“I think it is an honor, and it is a big deal,” Ryman said about the victories record. “It does feel rewarding. But I didn’t realize how close I was to breaking the record.

“I think that wins are the by-product of having good players, having a game plan and executing it, having a good staff and recruiting well. I have been really fortunate to be surrounded by good assistant coaches. I’ve been very fortunate to have good players.  We have built a culture and wins are a by-product of that.”

Coaches who can succeed on a consistent basis are a hot commodity. Lipscomb athletic director Philip Hutcheson knows that Ryman is pure gold in the way she handles her coaching duties.

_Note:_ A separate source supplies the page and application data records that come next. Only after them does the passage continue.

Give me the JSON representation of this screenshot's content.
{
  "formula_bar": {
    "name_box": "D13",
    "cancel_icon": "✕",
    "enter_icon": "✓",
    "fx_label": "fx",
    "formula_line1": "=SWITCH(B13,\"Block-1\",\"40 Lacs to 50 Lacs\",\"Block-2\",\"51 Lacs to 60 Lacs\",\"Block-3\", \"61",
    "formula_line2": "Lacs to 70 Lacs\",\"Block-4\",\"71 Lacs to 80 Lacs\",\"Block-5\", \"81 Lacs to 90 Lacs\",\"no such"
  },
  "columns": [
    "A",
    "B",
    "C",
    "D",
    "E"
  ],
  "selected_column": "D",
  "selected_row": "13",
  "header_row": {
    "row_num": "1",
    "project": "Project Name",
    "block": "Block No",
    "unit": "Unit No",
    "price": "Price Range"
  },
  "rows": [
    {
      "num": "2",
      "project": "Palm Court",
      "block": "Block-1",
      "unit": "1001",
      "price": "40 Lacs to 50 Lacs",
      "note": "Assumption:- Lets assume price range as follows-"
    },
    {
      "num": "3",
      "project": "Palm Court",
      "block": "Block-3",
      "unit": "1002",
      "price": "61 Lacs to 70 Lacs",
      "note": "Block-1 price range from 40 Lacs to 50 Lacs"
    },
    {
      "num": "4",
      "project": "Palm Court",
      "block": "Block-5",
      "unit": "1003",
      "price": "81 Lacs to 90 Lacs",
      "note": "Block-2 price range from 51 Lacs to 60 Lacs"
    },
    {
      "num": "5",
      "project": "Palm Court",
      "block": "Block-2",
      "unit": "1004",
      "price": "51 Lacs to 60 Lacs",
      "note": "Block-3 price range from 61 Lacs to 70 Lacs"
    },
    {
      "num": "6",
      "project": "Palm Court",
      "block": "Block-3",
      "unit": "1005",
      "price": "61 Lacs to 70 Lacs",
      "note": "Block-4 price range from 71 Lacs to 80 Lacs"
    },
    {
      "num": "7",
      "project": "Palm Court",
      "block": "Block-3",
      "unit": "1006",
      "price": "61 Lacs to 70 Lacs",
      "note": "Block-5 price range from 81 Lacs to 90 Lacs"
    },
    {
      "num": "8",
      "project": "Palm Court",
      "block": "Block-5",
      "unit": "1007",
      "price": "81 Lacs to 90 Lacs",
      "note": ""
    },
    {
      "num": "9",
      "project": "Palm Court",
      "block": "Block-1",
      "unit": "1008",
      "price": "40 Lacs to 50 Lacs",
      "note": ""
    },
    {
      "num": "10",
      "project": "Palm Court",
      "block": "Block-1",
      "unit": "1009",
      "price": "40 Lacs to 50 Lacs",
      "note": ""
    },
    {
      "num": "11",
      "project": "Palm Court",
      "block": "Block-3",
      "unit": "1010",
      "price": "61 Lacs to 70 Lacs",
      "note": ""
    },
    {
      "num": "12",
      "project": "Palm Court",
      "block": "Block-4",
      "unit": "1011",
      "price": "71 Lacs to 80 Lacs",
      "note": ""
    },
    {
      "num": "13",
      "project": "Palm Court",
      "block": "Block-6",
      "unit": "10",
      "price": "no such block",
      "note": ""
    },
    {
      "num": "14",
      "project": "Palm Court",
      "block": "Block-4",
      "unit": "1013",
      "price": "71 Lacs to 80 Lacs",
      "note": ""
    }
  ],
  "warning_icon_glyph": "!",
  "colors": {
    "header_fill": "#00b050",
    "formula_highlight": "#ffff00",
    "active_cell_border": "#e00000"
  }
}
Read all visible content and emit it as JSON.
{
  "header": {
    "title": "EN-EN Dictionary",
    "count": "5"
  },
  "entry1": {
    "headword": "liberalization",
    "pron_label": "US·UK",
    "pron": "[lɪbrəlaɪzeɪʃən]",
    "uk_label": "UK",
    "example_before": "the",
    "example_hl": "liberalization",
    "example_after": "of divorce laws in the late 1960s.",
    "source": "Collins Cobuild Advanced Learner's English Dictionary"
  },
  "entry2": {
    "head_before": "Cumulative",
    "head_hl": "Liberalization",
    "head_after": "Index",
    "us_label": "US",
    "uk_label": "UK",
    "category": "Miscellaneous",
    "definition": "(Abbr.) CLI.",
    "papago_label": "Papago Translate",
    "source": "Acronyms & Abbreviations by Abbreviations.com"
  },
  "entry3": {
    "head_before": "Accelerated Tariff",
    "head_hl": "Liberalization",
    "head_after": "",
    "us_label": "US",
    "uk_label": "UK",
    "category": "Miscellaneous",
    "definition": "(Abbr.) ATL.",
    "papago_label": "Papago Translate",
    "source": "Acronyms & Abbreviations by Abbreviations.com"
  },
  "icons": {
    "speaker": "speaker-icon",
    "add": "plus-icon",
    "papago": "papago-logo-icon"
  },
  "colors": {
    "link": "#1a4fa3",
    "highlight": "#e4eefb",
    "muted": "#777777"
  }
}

“If there was a `blueprint’ for how to grow a Lipscomb program, Kristin would be one of the coaches I would look to for the plan,” Hutcheson said. “She has excelled in all of the areas that a Division I coach needs to in order to succeed.

“She has recruited young ladies who perform well in the classroom and on the field and those that play for her continue to improve while they are here.  She has done a good job of surrounding herself with knowledgeable assistants, and she strikes a great balance of letting them do their job while still providing leadership all the while.”

Ryman demanded a great deal from herself during her playing days and she expects the same from her players.

“She demands that the players get better and she is as competitive as they come,” Hutcheson said. “However, even with that makeup, she manages to field teams that seem to genuinely enjoy playing for her and with each other.”

Just as Ryman was a multi-talented athlete, she is also versatile in her approach to her coaching duties.

“Many don't realize all of the "off-the-field" demands of coaches these days - compliance, budgeting, academic progress, media relations and community involvement just to name a few,” Hutcheson said. “Yet in each of these areas, Kristin has done a great job of building and promoting the team while serving as a great ambassador for the University as well.

“Given all of her talent and ability as a coach, it is not surprising that she would be breaking records. And knowing her, I am confident the best is yet to come for Lipscomb University softball.”